Brazil’s Emerald Oasis
As the dry season sets in across the Pantanal, thousands of small rivers run dry, lakes drain away and seasonal lagoons evaporate, leaving a mosaic of cracked earth. That’s how the yearly story goes. But there is one lake that breaks the rules. This emerald oasis has never been known to give up its waters completely and it attracts creatures from miles around as the surrounding forest dries out. Situated in the heart of Jaguarland, when the lake is brimming with water, its banks are hard to distinguish from the surrounding wetland. Lowland tapirs bulldoze through the undergrowth and splash noisily in the water. Weighing in at up to 600 pounds, the tapir is South America’s largest mammal.
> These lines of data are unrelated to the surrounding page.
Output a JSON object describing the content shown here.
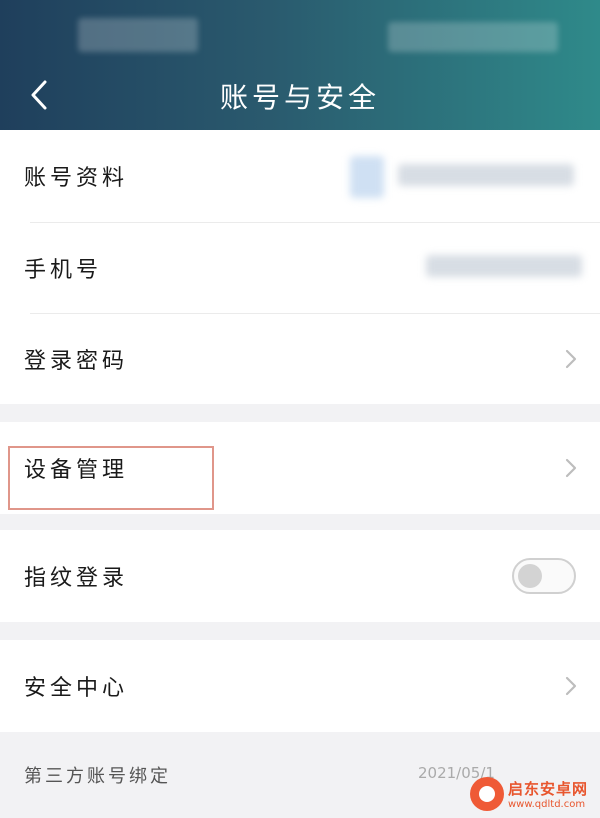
{
  "header": {
    "title": "账号与安全",
    "back_icon": "chevron-left-icon"
  },
  "rows": {
    "account_profile": "账号资料",
    "phone": "手机号",
    "login_password": "登录密码",
    "device_management": "设备管理",
    "fingerprint_login": "指纹登录",
    "security_center": "安全中心"
  },
  "fingerprint_toggle": {
    "on": false
  },
  "section": {
    "third_party_binding": "第三方账号绑定",
    "date_partial": "2021/05/1"
  },
  "watermark": {
    "name": "启东安卓网",
    "url": "www.qdltd.com"
  },
  "colors": {
    "header_left": "#1f3f5c",
    "header_right": "#2f8a8a",
    "highlight_border": "#e0968a",
    "watermark": "#e8562e"
  }
}
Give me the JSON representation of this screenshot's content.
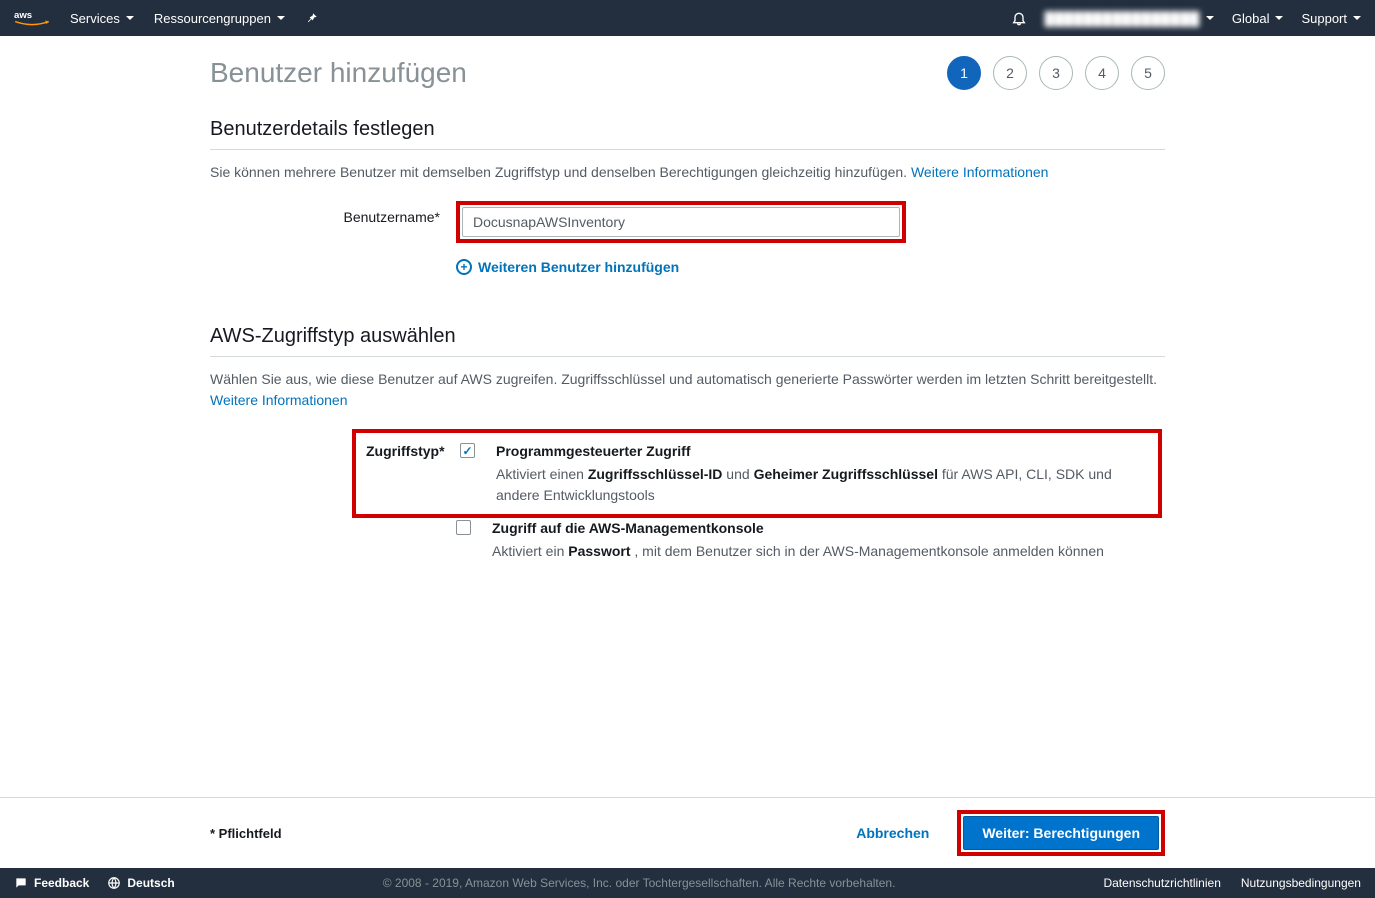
{
  "nav": {
    "services": "Services",
    "resource_groups": "Ressourcengruppen",
    "region": "Global",
    "support": "Support",
    "account_masked": "████████████████"
  },
  "page": {
    "title": "Benutzer hinzufügen",
    "steps": [
      "1",
      "2",
      "3",
      "4",
      "5"
    ]
  },
  "section1": {
    "heading": "Benutzerdetails festlegen",
    "desc": "Sie können mehrere Benutzer mit demselben Zugriffstyp und denselben Berechtigungen gleichzeitig hinzufügen.",
    "more_info": "Weitere Informationen",
    "username_label": "Benutzername*",
    "username_value": "DocusnapAWSInventory",
    "add_another": "Weiteren Benutzer hinzufügen"
  },
  "section2": {
    "heading": "AWS-Zugriffstyp auswählen",
    "desc": "Wählen Sie aus, wie diese Benutzer auf AWS zugreifen. Zugriffsschlüssel und automatisch generierte Passwörter werden im letzten Schritt bereitgestellt.",
    "more_info": "Weitere Informationen",
    "label": "Zugriffstyp*",
    "opt1_title": "Programmgesteuerter Zugriff",
    "opt1_pre": "Aktiviert einen ",
    "opt1_b1": "Zugriffsschlüssel-ID",
    "opt1_mid": " und ",
    "opt1_b2": "Geheimer Zugriffsschlüssel",
    "opt1_post": " für AWS API, CLI, SDK und andere Entwicklungstools",
    "opt2_title": "Zugriff auf die AWS-Managementkonsole",
    "opt2_pre": "Aktiviert ein ",
    "opt2_b1": "Passwort",
    "opt2_post": " , mit dem Benutzer sich in der AWS-Managementkonsole anmelden können"
  },
  "actions": {
    "required_note": "* Pflichtfeld",
    "cancel": "Abbrechen",
    "next": "Weiter: Berechtigungen"
  },
  "footer": {
    "feedback": "Feedback",
    "language": "Deutsch",
    "copyright": "© 2008 - 2019, Amazon Web Services, Inc. oder Tochtergesellschaften. Alle Rechte vorbehalten.",
    "privacy": "Datenschutzrichtlinien",
    "terms": "Nutzungsbedingungen"
  }
}
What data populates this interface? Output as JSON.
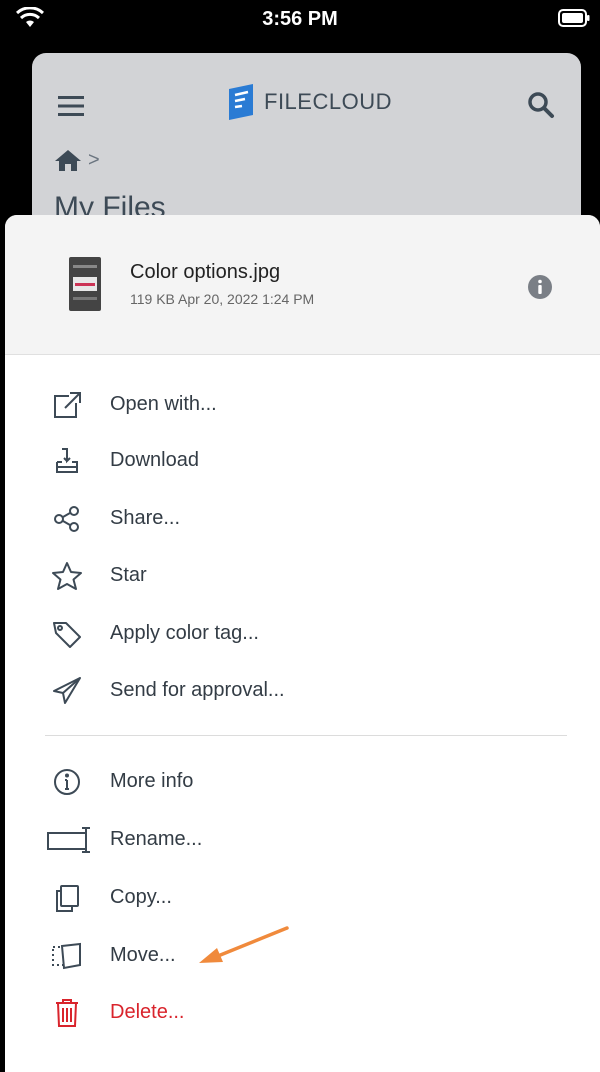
{
  "status_bar": {
    "time": "3:56 PM"
  },
  "app": {
    "logo_text": "FILECLOUD",
    "page_title": "My Files",
    "breadcrumb_separator": ">"
  },
  "file": {
    "name": "Color options.jpg",
    "meta": "119 KB Apr 20, 2022 1:24 PM"
  },
  "menu": {
    "group1": [
      {
        "label": "Open with...",
        "icon": "open-external-icon"
      },
      {
        "label": "Download",
        "icon": "download-icon"
      },
      {
        "label": "Share...",
        "icon": "share-icon"
      },
      {
        "label": "Star",
        "icon": "star-icon"
      },
      {
        "label": "Apply color tag...",
        "icon": "tag-icon"
      },
      {
        "label": "Send for approval...",
        "icon": "send-icon"
      }
    ],
    "group2": [
      {
        "label": "More info",
        "icon": "info-icon"
      },
      {
        "label": "Rename...",
        "icon": "rename-icon"
      },
      {
        "label": "Copy...",
        "icon": "copy-icon"
      },
      {
        "label": "Move...",
        "icon": "move-icon"
      },
      {
        "label": "Delete...",
        "icon": "trash-icon"
      }
    ]
  },
  "colors": {
    "accent_arrow": "#f08a3c",
    "danger": "#d9242c",
    "text": "#333c45",
    "logo_blue": "#2a7bd4"
  }
}
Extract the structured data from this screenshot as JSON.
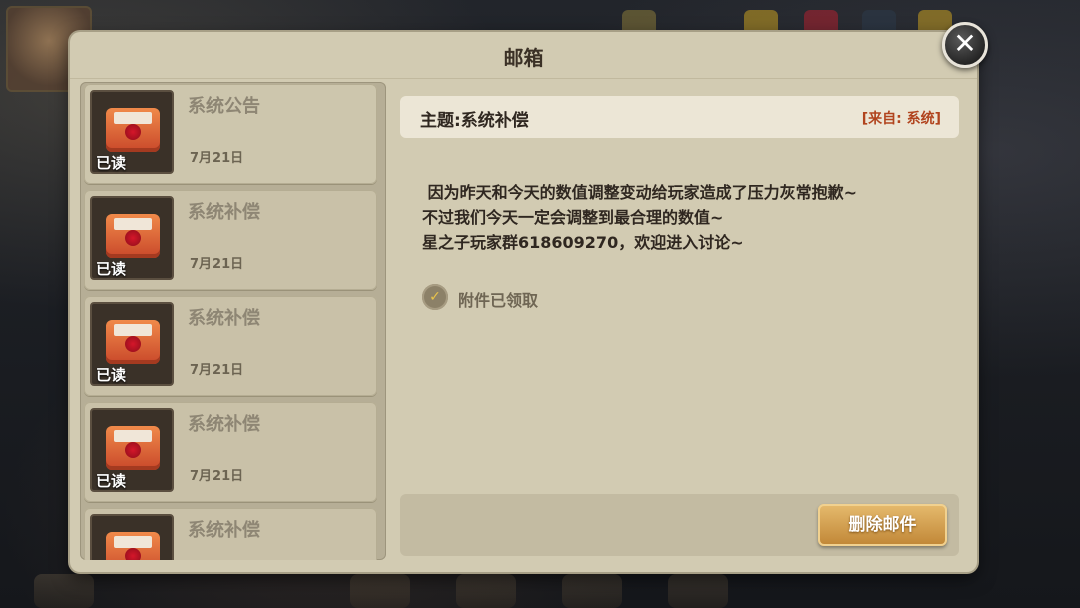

Related to both horses and rhinos, they are sometimes known as ‘living fossils’. They have waded through wetlands like these for more than 40 million years.